By 1907, Philadelphia Gear employed 17 machinists - 20 by 1911 - continuing this growth over the next five years. A look at Philadelphia Gear's 1912 catalog shows not only standard stocked gears, but also custom-made products.
As the gearing industry continued to prosper, gear manufacturers recognized the value of joining together to advance the industry. Thus, Philadelphia Gear joined with nine other gearing companies to form the American Gear Manufacturing Association (AGMA) in 1916.
Philadelphia Gear and the War Effort
At this time, much of Europe was entrenched in the first World War. When the U.S. entered the war in 1917, companies such as Philadelphia Gear increased their production of gears, sprockets, chain and automotive transmissions for ships, planes, munitions, tanks and machinery. Philadelphia Gear tripled its workforce to 55 machinists and 10 office staff.
As the gearing industry continued to evolve, Philadelphia Gear began producing completely packaged power transmission products. Our 1922 catalog shows an enclosed speed reducer, which was a first. Users of gear-related machinery could now rely on Philadelphia Gear power transmission specialists to create entire drive systems.
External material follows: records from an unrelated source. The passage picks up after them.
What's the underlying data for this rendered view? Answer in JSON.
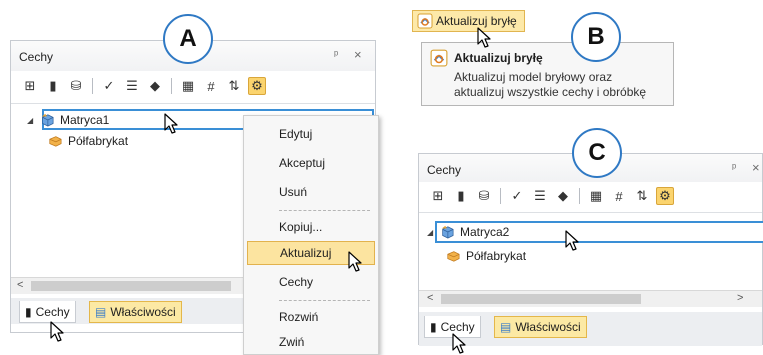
{
  "labels": {
    "a": "A",
    "b": "B",
    "c": "C"
  },
  "panel_a": {
    "title": "Cechy",
    "pin": "ᵖ",
    "close": "×",
    "tree": [
      {
        "label": "Matryca1",
        "icon": "solid-model-icon",
        "selected": true
      },
      {
        "label": "Półfabrykat",
        "icon": "blank-icon",
        "selected": false
      }
    ],
    "scroll_left": "<",
    "tabs": [
      {
        "label": "Cechy",
        "active": true
      },
      {
        "label": "Właściwości",
        "active": false
      }
    ]
  },
  "context_menu": {
    "items": [
      "Edytuj",
      "Akceptuj",
      "Usuń",
      "Kopiuj...",
      "Aktualizuj",
      "Cechy",
      "Rozwiń",
      "Zwiń"
    ],
    "highlighted": "Aktualizuj"
  },
  "button_b": {
    "label": "Aktualizuj bryłę",
    "icon": "update-solid-icon"
  },
  "tooltip": {
    "title": "Aktualizuj bryłę",
    "line1": "Aktualizuj model bryłowy oraz",
    "line2": "aktualizuj wszystkie cechy i obróbkę"
  },
  "panel_c": {
    "title": "Cechy",
    "pin": "ᵖ",
    "close": "×",
    "tree": [
      {
        "label": "Matryca2",
        "icon": "solid-model-icon",
        "selected": true
      },
      {
        "label": "Półfabrykat",
        "icon": "blank-icon",
        "selected": false
      }
    ],
    "scroll_left": "<",
    "scroll_right": ">",
    "tabs": [
      {
        "label": "Cechy",
        "active": true
      },
      {
        "label": "Właściwości",
        "active": false
      }
    ]
  },
  "colors": {
    "accent": "#3a8fd6",
    "highlight": "#fce4a0",
    "highlight_border": "#e2b24d",
    "circle_border": "#2f79c4"
  }
}
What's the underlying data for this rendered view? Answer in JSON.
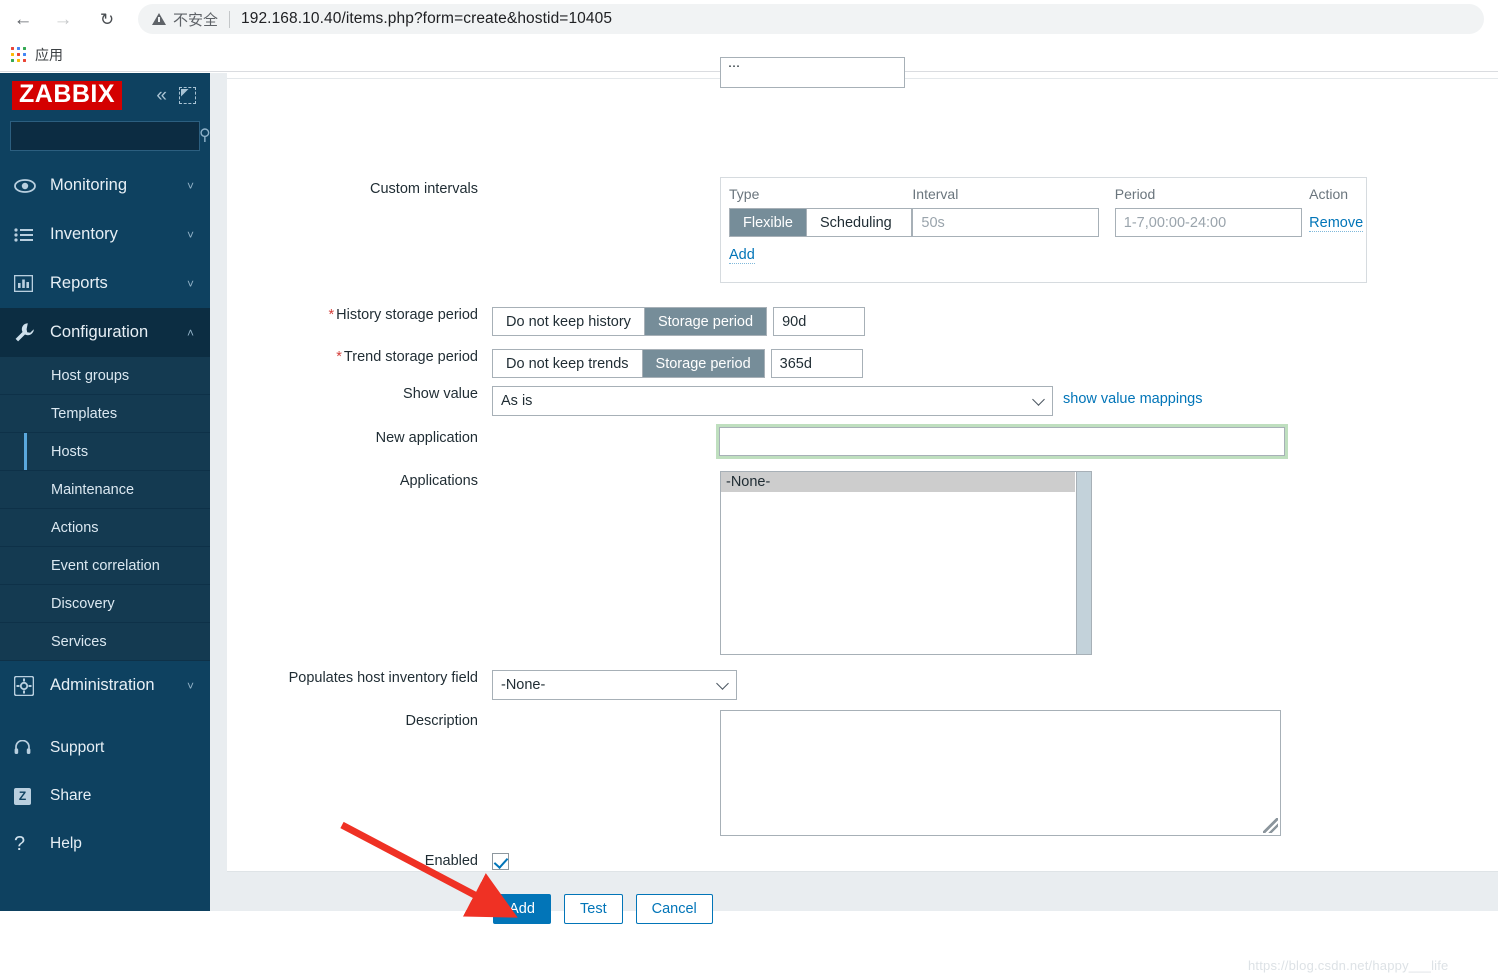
{
  "browser": {
    "back_icon": "back-arrow-icon",
    "forward_icon": "forward-arrow-icon",
    "reload_icon": "reload-icon",
    "security_label": "不安全",
    "url": "192.168.10.40/items.php?form=create&hostid=10405",
    "bookmark_apps_label": "应用"
  },
  "sidebar": {
    "logo": "ZABBIX",
    "collapse_icon": "double-chevron-left-icon",
    "compact_icon": "collapse-compact-icon",
    "search": {
      "value": "",
      "placeholder": ""
    },
    "sections": [
      {
        "label": "Monitoring",
        "icon": "eye-icon",
        "caret": "chevron-down-icon"
      },
      {
        "label": "Inventory",
        "icon": "list-icon",
        "caret": "chevron-down-icon"
      },
      {
        "label": "Reports",
        "icon": "bar-chart-icon",
        "caret": "chevron-down-icon"
      },
      {
        "label": "Configuration",
        "icon": "wrench-icon",
        "caret": "chevron-up-icon"
      }
    ],
    "config_children": [
      "Host groups",
      "Templates",
      "Hosts",
      "Maintenance",
      "Actions",
      "Event correlation",
      "Discovery",
      "Services"
    ],
    "selected_child": "Hosts",
    "administration": {
      "label": "Administration",
      "icon": "gear-icon",
      "caret": "chevron-down-icon"
    },
    "bottom_items": [
      {
        "label": "Support",
        "icon": "headset-icon"
      },
      {
        "label": "Share",
        "icon": "zabbix-z-icon"
      },
      {
        "label": "Help",
        "icon": "question-mark-icon"
      }
    ],
    "colors": {
      "bg": "#0e4160",
      "accent": "#5aa8dd",
      "logo_bg": "#d40000"
    }
  },
  "form": {
    "cut_field_value": "...",
    "custom_intervals": {
      "label": "Custom intervals",
      "headers": [
        "Type",
        "Interval",
        "Period",
        "Action"
      ],
      "rows": [
        {
          "type_options": [
            "Flexible",
            "Scheduling"
          ],
          "type_selected": "Flexible",
          "interval_value": "",
          "interval_placeholder": "50s",
          "period_value": "",
          "period_placeholder": "1-7,00:00-24:00",
          "action_label": "Remove"
        }
      ],
      "add_label": "Add"
    },
    "history_storage": {
      "label": "History storage period",
      "required": "*",
      "options": [
        "Do not keep history",
        "Storage period"
      ],
      "selected": "Storage period",
      "value": "90d"
    },
    "trend_storage": {
      "label": "Trend storage period",
      "required": "*",
      "options": [
        "Do not keep trends",
        "Storage period"
      ],
      "selected": "Storage period",
      "value": "365d"
    },
    "show_value": {
      "label": "Show value",
      "selected": "As is",
      "link_label": "show value mappings"
    },
    "new_application": {
      "label": "New application",
      "value": "",
      "placeholder": ""
    },
    "applications": {
      "label": "Applications",
      "options": [
        "-None-"
      ],
      "selected": "-None-"
    },
    "inventory_field": {
      "label": "Populates host inventory field",
      "selected": "-None-"
    },
    "description": {
      "label": "Description",
      "value": "",
      "placeholder": ""
    },
    "enabled": {
      "label": "Enabled",
      "checked": true
    },
    "buttons": {
      "submit": "Add",
      "test": "Test",
      "cancel": "Cancel"
    }
  },
  "annotation": {
    "arrow": "red-arrow-pointing-to-add-button",
    "color": "#ef3124"
  },
  "watermark": "https://blog.csdn.net/happy___life"
}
While other companies were ruined by the Great Depression, Philadelphia Gear survived thanks to our sale of the speed reducer. By 1939, speed reducers had become a major emphasis at Philadelphia Gear. During this time we also produced couplings and electric hoists, as well as every type and size of gear.
With the outbreak of World War II, Philadelphia Gear produced 14-foot ring gears to rotate battleship gun turrets, and worm gears for the hydraulic systems of virtually every Navy destroyer launched.